Why are Americans tapping their retirement savings early?

The two main reasons respondents cited for withdrawing money from their retirement savings are as American as apple pie: home ownership and personal debt. According to the survey, 23% of those making an early withdrawal did so to help pay down non-medical debt, while 17% needed the money for a down payment on a home.

Although the housing market appears to be cooling off compared to just a few years ago, a down payment on a home still requires a significant chunk of change — experts recommend a down payment equaling 20% of the total mortgage to optimize your mortgage payments.

Personal debt, from credit cards to student loans, remains a fixture of everyday economic reality for millions of Americans. In other words, the stressors that cause workers to raid their retirement funds don’t look like they will decrease appreciably in the foreseeable future.

Which Americans are withdrawing money the most?

Breaking down the demographics, older savers are less likely to withdraw money from their retirement fund than younger savers. 54% of millennial savers say they’ve taken an early withdrawal from a retirement savings account, compared with 50% of Gen Xers and 43% of baby boomers. This stands to reason considering that many millennials have now entered the stage of life where they are getting mortgages, starting families and taking on bigger financial obligations while also being decades away from the traditional retirement age. Millennials are also more likely to say that raiding your retirement fund is justified under certain circumstances, as seen in the chart below:
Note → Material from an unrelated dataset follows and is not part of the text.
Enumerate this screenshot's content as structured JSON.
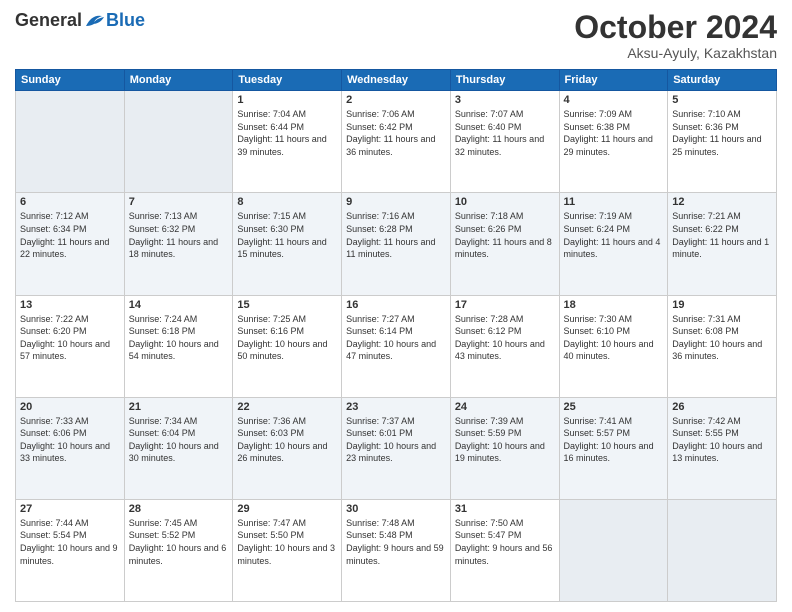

Just one of many bad retirement savings habits

Tapping into retirement funds — whether an employer-sponsored 401(k) or a traditional IRA — before the appropriate age almost always comes with a financial penalty in the form of additional taxes and fees. What is more, you’re diminishing the principle that fuels the compound interest you need to meet your retirement savings goals.

Unfortunately the survey reveals early withdrawals are just one of the many bad habits Americans engage in when it comes to retirement savings. This list of less-than-ideal practices includes:

  • 35% of Americans are not currently saving for retirement. Of those who are, 37% started saving at age 30 or above, and 12% started saving when they were older than 40.
  • 60% of Americans do not know exactly how much they have saved for retirement. Just 40% know the exact amount, while 45% have a rough idea and 15% have no clue.
  • Nearly 1 in 5 Americans don’t contribute enough to their employer-sponsored retirement account to get the maximum company match. Maximizing a company match is one of  your best ways to maximize your retirement savings. Among those with an employer-sponsored retirement savings plan, just 17% of respondents contribute 10% or more of their take-home pay. Almost 5% contribute nothing at all, and nearly 6% are unclear about how much they contribute.

  • Approximately 42% of respondents have made the mistake of withdrawing their entire balance from an employer-sponsored retirement plan when changing jobs without rolling it over – and nearly 15% have done so more than once. A little more than 47% of millennials admit to this faux pas.

The most damning finding of all is that 27% of those surveyed have never thought about how much they’ll need in retirement. And while “ignorance is bliss” may hold true when it comes to some things in life, this expression should not apply to your retirement plans.

Methodology

MagnifyMoney by LendingTree commissioned Qualtrics to conduct an online survey of 1,029 Americans, with the sample base proportioned to represent the general population. The survey was fielded June 24-27, 2019.

Generations are defined as:

  • Millennials are ages 22-37
  • Generation Xers are ages 38-53
  • Baby boomers are ages 54-72

Advertiser Disclosure: The products that appear on this site may be from companies from which MagnifyMoney receives compensation. This compensation may impact how and where products appear on this site (including, for example, the order in which they appear). MagnifyMoney does not include all financial institutions or all products offered available in the marketplace.

James Ellis
James Ellis |

James Ellis is a writer at MagnifyMoney. You can email James here